    BTW, Bruce Eichner sold 180 Montague to Archstone about 1 year ago — and the rents have gone up pretty dramatically since then. Would make a great condo conversion.

  • http://ittakesurbreathaway.com Brian Webster

    How I miss Capulets on Montague Street. And the weekly paper run by Chuck, where i wrote my column. And our parties at my place at The Margaret Hotel or On Captain John’s ship when they were in the USA.
    I miss it so………

  • nabeguy

    Great memories, one and all. The “organic” fruit market on Cranberry and Henry didn’t really have a name, but was run by Norm and his wife, a couple of urban hippie commune types. They actually come back to the area every Mother’s day to sell fresh cut lilacs and have set up a stand nearby on Henry for the past few weeks selling plants. I remember when that space was called Kennedy’s, a “super” market run by a Spanish family.
    Brian, do you remember Ron Green, one of the bartenders at Cap’s? He was like our very own Travis Bickle.

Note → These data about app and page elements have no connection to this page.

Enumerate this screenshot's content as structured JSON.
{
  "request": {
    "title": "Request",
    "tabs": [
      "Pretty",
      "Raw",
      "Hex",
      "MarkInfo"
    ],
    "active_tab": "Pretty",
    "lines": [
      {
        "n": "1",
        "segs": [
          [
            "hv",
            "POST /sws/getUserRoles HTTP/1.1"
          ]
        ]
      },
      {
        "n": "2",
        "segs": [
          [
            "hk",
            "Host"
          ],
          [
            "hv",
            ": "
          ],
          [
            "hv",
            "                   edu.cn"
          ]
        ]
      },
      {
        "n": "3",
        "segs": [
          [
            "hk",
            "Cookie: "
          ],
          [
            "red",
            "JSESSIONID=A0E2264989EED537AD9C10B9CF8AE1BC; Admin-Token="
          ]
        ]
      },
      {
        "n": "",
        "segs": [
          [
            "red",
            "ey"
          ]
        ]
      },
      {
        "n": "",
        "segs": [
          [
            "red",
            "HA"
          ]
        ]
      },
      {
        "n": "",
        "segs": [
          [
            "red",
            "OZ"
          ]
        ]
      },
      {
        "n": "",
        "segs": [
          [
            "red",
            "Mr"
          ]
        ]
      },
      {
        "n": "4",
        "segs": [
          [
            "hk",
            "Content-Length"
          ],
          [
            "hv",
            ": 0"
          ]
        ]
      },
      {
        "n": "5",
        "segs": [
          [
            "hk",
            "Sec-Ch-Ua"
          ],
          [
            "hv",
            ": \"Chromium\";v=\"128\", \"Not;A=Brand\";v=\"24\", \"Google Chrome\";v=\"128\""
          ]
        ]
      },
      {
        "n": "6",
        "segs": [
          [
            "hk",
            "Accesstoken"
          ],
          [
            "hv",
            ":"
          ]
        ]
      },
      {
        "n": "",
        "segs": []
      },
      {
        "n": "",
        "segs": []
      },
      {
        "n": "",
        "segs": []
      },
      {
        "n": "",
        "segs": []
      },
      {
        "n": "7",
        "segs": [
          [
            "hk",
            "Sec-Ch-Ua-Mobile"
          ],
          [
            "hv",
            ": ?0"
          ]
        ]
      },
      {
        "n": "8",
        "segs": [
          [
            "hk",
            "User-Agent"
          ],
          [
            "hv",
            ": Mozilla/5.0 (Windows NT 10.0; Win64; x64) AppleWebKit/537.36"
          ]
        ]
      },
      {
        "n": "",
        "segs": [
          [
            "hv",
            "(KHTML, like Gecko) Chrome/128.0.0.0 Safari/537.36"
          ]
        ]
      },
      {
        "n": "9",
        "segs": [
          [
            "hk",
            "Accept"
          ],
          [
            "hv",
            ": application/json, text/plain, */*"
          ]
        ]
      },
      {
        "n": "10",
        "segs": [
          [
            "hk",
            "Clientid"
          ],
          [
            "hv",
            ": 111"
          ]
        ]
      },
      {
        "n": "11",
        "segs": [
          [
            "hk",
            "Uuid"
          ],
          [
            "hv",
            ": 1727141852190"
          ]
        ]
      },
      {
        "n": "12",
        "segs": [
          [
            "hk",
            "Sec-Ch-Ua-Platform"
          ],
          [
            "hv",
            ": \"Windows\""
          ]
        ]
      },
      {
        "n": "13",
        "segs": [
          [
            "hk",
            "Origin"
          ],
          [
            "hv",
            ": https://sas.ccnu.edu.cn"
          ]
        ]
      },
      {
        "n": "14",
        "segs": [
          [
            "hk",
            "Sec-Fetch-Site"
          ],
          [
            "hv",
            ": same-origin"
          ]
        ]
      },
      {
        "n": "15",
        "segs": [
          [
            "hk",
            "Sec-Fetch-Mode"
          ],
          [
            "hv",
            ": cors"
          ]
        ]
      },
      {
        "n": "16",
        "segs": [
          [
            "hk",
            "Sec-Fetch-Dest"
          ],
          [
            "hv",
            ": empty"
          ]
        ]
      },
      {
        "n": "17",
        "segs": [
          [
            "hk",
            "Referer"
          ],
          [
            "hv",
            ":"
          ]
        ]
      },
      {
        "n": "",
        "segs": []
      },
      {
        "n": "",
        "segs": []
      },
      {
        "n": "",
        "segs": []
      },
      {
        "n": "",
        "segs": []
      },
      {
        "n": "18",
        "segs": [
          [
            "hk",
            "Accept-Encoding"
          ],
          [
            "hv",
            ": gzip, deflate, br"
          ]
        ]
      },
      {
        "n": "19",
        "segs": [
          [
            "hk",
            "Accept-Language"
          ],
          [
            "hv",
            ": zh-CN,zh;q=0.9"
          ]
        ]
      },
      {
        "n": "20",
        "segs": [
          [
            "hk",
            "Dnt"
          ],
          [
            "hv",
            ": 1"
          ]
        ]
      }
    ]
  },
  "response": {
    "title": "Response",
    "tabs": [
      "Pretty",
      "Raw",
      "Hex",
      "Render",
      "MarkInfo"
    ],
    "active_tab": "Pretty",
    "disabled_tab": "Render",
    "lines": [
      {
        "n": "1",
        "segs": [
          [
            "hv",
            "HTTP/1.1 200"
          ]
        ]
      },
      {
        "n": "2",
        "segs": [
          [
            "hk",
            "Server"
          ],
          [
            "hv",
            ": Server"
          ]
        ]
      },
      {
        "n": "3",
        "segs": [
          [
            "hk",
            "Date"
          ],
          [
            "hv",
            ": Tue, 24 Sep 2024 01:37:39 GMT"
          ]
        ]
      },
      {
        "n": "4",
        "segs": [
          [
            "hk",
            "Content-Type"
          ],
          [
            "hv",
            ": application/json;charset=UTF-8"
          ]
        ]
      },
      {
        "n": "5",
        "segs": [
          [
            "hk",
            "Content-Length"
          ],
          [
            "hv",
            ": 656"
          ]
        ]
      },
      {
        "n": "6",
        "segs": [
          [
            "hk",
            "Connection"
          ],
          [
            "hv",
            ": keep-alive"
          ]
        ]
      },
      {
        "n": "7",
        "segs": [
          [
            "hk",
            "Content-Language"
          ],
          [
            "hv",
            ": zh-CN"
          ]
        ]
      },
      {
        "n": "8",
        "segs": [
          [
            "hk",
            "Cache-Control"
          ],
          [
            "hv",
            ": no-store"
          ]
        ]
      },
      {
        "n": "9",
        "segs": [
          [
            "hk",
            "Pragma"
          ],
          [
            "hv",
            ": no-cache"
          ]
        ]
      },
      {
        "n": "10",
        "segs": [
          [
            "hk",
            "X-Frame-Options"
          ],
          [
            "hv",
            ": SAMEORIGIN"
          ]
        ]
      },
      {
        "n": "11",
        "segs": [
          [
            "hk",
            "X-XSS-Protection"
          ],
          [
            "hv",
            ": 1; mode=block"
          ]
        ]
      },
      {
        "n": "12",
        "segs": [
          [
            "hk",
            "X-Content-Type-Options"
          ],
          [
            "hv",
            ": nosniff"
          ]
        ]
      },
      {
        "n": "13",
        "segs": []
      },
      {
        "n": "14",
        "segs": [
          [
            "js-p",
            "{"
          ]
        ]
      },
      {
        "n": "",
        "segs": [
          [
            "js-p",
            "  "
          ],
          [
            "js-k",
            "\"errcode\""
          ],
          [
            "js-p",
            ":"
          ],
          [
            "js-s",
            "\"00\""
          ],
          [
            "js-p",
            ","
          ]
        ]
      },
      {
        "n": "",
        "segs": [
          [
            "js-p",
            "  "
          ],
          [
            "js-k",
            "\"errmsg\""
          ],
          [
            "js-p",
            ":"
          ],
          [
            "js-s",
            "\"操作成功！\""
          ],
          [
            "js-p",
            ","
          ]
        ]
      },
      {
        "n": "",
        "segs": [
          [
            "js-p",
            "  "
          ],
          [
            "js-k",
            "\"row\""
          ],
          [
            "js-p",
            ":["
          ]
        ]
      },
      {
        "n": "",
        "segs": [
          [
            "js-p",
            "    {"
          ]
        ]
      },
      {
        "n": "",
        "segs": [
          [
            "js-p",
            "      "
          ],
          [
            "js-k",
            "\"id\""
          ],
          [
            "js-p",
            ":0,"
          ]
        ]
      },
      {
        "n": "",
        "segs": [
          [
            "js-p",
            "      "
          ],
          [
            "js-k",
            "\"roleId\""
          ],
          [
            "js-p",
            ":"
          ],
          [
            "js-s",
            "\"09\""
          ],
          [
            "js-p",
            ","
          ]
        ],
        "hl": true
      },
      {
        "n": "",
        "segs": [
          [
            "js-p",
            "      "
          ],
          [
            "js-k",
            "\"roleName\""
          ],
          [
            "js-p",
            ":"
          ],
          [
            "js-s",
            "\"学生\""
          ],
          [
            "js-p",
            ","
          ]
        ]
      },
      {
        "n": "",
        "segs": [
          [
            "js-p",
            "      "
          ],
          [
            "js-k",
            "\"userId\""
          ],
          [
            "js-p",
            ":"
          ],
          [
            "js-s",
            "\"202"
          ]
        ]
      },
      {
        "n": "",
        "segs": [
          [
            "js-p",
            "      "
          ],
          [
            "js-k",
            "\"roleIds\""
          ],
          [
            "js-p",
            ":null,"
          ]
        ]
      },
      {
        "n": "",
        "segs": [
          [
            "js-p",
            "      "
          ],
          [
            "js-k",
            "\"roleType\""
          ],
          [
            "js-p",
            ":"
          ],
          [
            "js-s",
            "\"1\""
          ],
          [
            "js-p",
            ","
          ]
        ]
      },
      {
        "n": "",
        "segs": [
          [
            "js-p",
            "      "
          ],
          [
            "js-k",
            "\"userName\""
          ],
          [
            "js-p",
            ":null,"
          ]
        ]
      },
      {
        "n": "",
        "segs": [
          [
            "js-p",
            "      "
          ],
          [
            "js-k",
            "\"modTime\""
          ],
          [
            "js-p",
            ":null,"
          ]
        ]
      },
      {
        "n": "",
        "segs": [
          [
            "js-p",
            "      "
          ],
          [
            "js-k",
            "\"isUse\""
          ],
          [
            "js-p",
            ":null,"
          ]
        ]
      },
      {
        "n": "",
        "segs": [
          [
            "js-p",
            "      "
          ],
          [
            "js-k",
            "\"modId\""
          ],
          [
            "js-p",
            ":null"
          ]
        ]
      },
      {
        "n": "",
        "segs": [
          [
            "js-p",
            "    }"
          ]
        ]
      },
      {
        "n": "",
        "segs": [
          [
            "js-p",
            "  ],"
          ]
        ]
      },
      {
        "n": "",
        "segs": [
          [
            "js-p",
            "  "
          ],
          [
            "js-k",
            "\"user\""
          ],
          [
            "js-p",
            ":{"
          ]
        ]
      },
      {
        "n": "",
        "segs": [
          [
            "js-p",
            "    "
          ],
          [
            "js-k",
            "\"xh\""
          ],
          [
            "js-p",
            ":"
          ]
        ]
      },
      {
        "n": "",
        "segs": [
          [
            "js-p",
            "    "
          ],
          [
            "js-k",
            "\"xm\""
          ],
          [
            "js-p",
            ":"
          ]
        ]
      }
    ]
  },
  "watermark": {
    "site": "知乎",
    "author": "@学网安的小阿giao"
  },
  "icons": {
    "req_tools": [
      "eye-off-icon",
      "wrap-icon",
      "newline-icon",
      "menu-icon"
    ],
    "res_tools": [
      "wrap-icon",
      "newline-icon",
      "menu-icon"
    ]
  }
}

  • http://noneyet Pete

    great memories…..used to pass by Normans every day……i remember he sold day old bread at a discount………hey….don’t forget the Saloon on Montague St….The owner Eric was a real character………lots of good times over there.

  • Kakel

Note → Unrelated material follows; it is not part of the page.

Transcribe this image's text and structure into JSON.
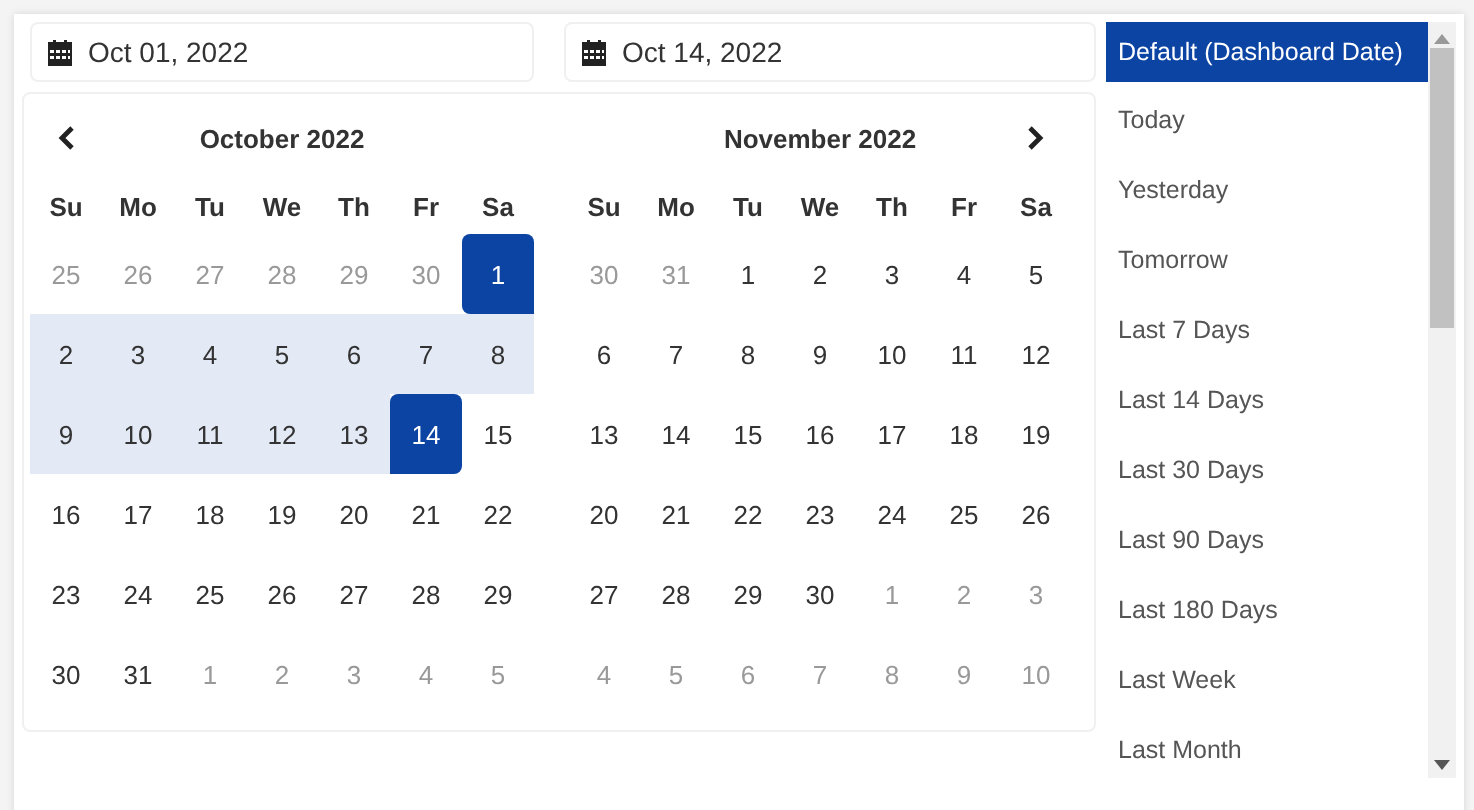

    I lved there for almost 2 years &I miss every cornor of Brooklyn height so much while am here in the middle of no where in cold atlantic Canada.

  • http://snipurl.com/nyprotest todd

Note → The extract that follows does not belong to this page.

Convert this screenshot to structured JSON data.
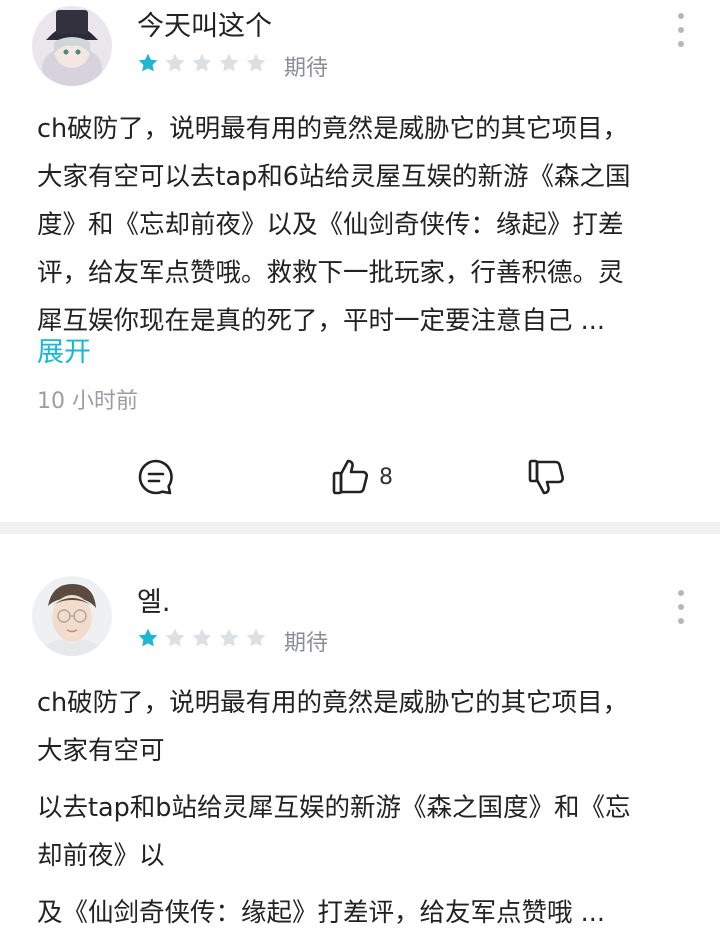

    Does anyone know if the Jehovah’s Witness operation bought the Towers Hotel?

  • Marybeth

    I worked at Norman and Mariel’s store at the corner of Henry and Cranberry Sts. between 1979 and 1983 (5 years!). The name of the store was “Cranberry Street Trucking”, “truck” meaning “vegetables raised for the market”, 2nd definition of the word in any decent dictionary. Norman and Mariel, by the way, were BEATNIKS not HIPPIES and they were never married in the usual sense, i.e., with a marriage license. They met each other at a poetry reading way back in the day. They were intellectuals and literary and all that good stuff. The place was certainly funky, but it was fabulous and I loved working there. We had so much fun. I loved driving out to the country with Norman to pick up corn that had just been picked and eating sweet bicolor corn raw, just off the plant. Best corn in the world. Or going out to the big wholesale market in Canarsie and stopping at Riis Park for a swim. Norman had been a lifeguard at that beach in his youth and is still the best swimmer I know. The guy can go for miles in the ocean waves. Then walking barefoot through the piping hot sand back to the parking lot and a truck full of sweet watermelons. Watermelons are fantastic after a salty swim. Those are some of my favorite memories of NYC. Been living in California since ’83. Do you guys remember Minsky’s on Remsen with the bartender Vladimir? Or Sebastian’s Seafood joint? (I worked there, too) Or the Waterfront on Atlantic Ave? (I also worked there) Or Perelandra when it was on Montague St. up a flight of stairs? (another place I worked) Or St. Ann’s Episcopal School? (I substitute taught there) Or Polytechnic Institute of NY on Jay St. where I got my B.S. in mechanical engineering while working for Norman and Mariel? Good God, the Height’s was so deep into my blood. I still miss it. I loved that period of my life. I loved that particular geography and all the characters that populated it. It was a very rich and fulfilling time of my life. I would go back there in a flash if I could.